The House Budget Committee’s top democrat picked a political fight with Sen. Minority Leader Mitch McConnell over campaign finance reforms during a speech Monday.
Rep. Chris Van Hollen, D-Md., challenged McConnell to be more specific in his critique of the DISCLOSE Act, Van Hollen’s campaign finance reform bill that would require independent political groups that purchase ads designed to elect or defeat specific candidates to disclose the names of their top contributors.
“I have here in my hand a copy of the Disclose Act,” he said, holding up a dog-eared copy of the bill during remarks at the conservative American Enterprise Institute in Washington. “I challenge Sen. McConnell – or anybody else – to show me where it selectively targets conservative groups.”
McConnell previously blasted the Act as a “a backdoor effort to discourage those who disagree with the Obama administration from participating in the political process.” The powerful Kentucky Republican also led the charge to block a previous version of the law in 2012, warning that the legislation, would subject members of conservative advocacy groups to “public intimidation and harassment” and allowed for the “creation of a modern day Nixon enemies list.”
But on Monday Van Hollen dismissed McConnell’s claim as “a bunch of nonsense.”
“Their claim of selectivity is a red herring,” he said. “You can’t avoid disclosure because you might get your feelings hurt or face public backlash. That’s part of the rough and tumble of a vibrant democracy and a spirited debate.”
He called McConnell’s support for other types of disclosures “a total double standard.”
“Why is it in the public interest to require disclosure of a $200 contribution to a candidates’ political campaign and not in the public interest to disclose a $200 million expenditure to elect or defeat that candidate?” he asked. “It’s time for Sen. McConnell to stop saying the DISCLOSE Act is some kind of leftie conspiracy.”

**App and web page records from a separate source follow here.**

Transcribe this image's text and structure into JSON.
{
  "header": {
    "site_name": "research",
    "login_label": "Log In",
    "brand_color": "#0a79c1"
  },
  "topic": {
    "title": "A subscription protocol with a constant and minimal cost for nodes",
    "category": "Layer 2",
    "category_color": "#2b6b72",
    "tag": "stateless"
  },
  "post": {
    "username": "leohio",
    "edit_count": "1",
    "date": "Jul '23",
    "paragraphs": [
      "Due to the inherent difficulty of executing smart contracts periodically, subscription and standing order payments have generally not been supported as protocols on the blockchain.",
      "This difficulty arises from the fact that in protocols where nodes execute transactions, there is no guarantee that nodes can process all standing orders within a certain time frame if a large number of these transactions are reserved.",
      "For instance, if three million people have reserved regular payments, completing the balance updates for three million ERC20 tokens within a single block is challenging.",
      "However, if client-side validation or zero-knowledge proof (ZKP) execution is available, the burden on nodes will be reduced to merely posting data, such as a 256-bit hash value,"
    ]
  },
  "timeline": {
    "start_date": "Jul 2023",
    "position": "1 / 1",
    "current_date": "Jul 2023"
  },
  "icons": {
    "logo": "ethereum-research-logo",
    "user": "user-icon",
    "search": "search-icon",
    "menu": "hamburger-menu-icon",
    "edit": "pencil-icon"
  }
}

Van Hollen said donor transparency gives the public more information about who is trying to influence elected officials and aids in the enforcement of other campaign finance laws, like the prohibition against foreign donors.
In his address, Van Hollen also criticized 501(c)(4)s, which have funneled millions of dollars of “undisclosed money” into campaigns since the controversial Citizens United case in 2010.
The Maryland Democrat noted a “glaring discrepancy” between the statutory definition of a 501(c)4 – an organization “operated exclusively for the promotion of social welfare” – and the IRS’s regulatory definition, which claims that “an organization is operate exclusively for the promotion of social welfare if it is primarily engaged in promotion in some way the common good.”